December 3, 2015
This week, three charts particularly caught the attention of The Joseph Group’s investment committee as we discussed what is happening with markets and what is likely to happen going forward. We review each of these three charts below.
1. Seasonality is a reason to avoid getting too defensive. The chart below is a couple of weeks old, but its implications are still extremely valid. The chart looks at the second half trading pattern for the S&P 500 using data from the last 65 years. The pattern shows the S&P 500 tends to have its strongest gains during the months of November and December. Each year is its own year and this year certainly may not follow this pattern, but history shows it pays to be invested in the last two months of the year.
2. Performance in the S&P 500 this year is being driven by the 10 largest stocks. At the beginning of this week, the S&P 500 was essentially flat (when you include dividends) on a year-to-date basis. However, WITHIN the index itself, performance is anything but flat. The chart below shows that the 10 largest stocks in the S&P 500 (i.e.,Apple, Google, Microsoft, and Amazon) are collectively up 11% YTD. BUT, the other 490 stocks in the index are collectively DOWN -8%. Far more stocks are down than up so far in 2015 but due to the performance of a few big technology companies, the struggles of the stock market has a whole is not reflected in the major indexes.

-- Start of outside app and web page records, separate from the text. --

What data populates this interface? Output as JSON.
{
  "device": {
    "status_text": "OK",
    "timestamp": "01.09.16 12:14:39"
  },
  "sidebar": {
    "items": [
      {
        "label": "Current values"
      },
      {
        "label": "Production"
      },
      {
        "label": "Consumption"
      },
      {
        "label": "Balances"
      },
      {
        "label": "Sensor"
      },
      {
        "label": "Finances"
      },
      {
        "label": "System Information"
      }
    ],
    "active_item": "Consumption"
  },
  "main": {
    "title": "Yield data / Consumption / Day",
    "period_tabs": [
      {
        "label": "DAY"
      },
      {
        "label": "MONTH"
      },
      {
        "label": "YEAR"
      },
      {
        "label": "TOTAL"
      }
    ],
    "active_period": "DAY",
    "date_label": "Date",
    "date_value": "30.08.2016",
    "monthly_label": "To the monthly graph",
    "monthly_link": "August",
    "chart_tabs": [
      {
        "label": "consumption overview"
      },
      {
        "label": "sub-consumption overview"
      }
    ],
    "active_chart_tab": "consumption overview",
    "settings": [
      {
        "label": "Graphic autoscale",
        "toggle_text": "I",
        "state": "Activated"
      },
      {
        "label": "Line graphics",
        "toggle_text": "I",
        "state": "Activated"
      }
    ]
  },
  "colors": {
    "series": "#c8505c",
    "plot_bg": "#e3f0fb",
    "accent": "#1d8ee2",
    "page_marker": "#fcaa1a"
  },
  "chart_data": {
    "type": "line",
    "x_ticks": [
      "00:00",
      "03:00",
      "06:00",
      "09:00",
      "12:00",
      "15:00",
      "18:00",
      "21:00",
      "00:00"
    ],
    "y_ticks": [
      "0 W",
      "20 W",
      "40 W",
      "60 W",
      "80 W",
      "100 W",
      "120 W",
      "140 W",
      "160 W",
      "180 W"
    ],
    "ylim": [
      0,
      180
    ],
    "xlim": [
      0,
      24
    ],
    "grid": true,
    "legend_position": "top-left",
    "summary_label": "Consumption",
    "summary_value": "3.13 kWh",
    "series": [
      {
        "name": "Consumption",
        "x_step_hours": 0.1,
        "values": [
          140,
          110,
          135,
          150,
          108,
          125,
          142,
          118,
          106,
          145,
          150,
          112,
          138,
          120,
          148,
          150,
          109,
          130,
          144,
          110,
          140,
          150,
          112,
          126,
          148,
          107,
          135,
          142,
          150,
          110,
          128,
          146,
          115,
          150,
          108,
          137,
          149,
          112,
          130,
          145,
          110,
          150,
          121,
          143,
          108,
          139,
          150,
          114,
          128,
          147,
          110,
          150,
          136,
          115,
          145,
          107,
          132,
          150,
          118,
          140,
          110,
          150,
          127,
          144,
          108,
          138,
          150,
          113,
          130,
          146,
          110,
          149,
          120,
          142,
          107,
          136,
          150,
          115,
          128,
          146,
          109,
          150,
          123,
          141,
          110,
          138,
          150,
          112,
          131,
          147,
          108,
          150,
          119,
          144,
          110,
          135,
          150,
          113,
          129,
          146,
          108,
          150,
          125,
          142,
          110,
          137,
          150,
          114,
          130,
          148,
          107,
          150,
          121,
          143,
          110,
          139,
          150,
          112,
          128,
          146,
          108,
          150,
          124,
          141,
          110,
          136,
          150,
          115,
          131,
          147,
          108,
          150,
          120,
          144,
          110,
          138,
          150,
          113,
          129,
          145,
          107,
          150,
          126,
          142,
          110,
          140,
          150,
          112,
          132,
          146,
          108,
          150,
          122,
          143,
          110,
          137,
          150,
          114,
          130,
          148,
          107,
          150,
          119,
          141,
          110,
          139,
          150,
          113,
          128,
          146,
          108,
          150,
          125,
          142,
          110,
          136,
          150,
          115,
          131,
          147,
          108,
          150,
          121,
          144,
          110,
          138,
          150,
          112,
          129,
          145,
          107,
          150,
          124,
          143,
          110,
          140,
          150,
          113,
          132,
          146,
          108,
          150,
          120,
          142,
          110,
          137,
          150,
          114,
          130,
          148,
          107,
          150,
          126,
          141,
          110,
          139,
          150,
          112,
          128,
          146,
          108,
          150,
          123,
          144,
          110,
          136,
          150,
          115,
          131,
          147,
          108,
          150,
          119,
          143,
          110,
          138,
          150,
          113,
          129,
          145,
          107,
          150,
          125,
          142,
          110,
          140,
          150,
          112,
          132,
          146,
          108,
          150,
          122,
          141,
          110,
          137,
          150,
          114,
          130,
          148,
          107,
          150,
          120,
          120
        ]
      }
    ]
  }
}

3. Could December’s expected Fed rate hike cause the dollar to fall? The U.S. dollar has been stronger recently which has negative implications for assets such as oil and gold which are priced in dollars and some foreign stocks whose returns must be converted to dollars for U.S. investors. Many experts think the Fed’s likely move to raise interest rates in December will put further upward pressure on the dollar as currency strength tends to move toward countries with higher real interest rates. However, in a case of “buy the rumor, sell the news,” history shows that Fed rate hikes typically result in a short-term DECLINE in the value of the dollar. The mix of charts below show what happened to the dollar when the Fed began to hike rates in 1983, 1986, 1994, 1999, and 2004. In all of these cases, whether the trend in the dollar was up or down, the immediate reaction was a decline in the dollar index. If history repeats itself, it could the result could be a surprise boost in the short term performance of international stocks and commodities before the end of the year.